For me, writing is a way of thinking. I write in a journal a lot. I’m a very impatient person, so writing and meditation allow me to slow down and watch my mind; they are containers that keep me in place, hold me still - Ruth Ozeki
Journaling can help people living with anxiety disorders. The positive outcomes are well-documented for this purpose. In fact, compared to many other aims when journaling, it is extremely well-suited to helping you deal with anxiety.
Why is it so beneficial for anxiety?
According to psychologist Barbara Markway, there’s simply no better way to learn about your thought processes than to write them down.

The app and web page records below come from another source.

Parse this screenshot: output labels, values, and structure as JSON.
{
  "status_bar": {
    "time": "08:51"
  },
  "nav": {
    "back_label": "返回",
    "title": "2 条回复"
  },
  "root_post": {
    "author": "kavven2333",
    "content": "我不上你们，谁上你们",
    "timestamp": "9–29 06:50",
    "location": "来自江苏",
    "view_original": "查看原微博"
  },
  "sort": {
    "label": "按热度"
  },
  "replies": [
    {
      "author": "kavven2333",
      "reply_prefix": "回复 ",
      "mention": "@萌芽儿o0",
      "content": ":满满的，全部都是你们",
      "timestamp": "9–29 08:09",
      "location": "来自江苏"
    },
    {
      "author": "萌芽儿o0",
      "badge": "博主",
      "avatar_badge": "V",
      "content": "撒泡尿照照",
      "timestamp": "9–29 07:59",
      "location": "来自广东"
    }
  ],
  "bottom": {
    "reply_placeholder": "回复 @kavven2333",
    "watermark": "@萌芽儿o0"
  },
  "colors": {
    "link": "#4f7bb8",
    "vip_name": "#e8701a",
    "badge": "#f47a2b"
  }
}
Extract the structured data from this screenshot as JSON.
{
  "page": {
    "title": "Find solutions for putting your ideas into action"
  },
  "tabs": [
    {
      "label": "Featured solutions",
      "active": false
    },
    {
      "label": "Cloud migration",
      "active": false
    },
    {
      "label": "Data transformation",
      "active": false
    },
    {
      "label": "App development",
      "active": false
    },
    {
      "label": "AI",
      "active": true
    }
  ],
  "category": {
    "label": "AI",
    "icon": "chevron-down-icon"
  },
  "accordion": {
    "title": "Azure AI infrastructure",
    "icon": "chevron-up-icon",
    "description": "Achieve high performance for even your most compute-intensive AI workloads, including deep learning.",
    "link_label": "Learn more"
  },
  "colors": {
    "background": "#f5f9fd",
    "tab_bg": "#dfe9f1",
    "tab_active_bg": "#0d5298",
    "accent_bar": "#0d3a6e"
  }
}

She notes that to address problematic thought patterns, we first have to actually know what they are! Journaling is instrumental in helping us identify the negative automatic self-talk and get to the root of Anxiety.
Writing in a journal can positively impact anxiety through:
1. Calming and clearing the mind;
2. Releasing pent-up feelings and everyday stress;
3. Letting go of negative thoughts;
4. Exploring your experiences with anxiety;
5. Writing about struggles and successes;
6. Enhancing self-awareness and teaching you about triggers;
7. Tracking your progress as you undergo treatment (Star, 2018).
Through mechanisms like those listed above, journaling has been shown to:
Reduce anxiety in patients with multiple sclerosis (Hasanzadeh, Khoshknab, & Norozi, 2012);
Reduce physical symptoms, health problems, and anxiety in women (LaClaire, 2008);
Help students manage stress and anxiety and improve their engagement and enhance meaning found in the classroom (Flinchbaugh, Moore, Chang, & May, 2012).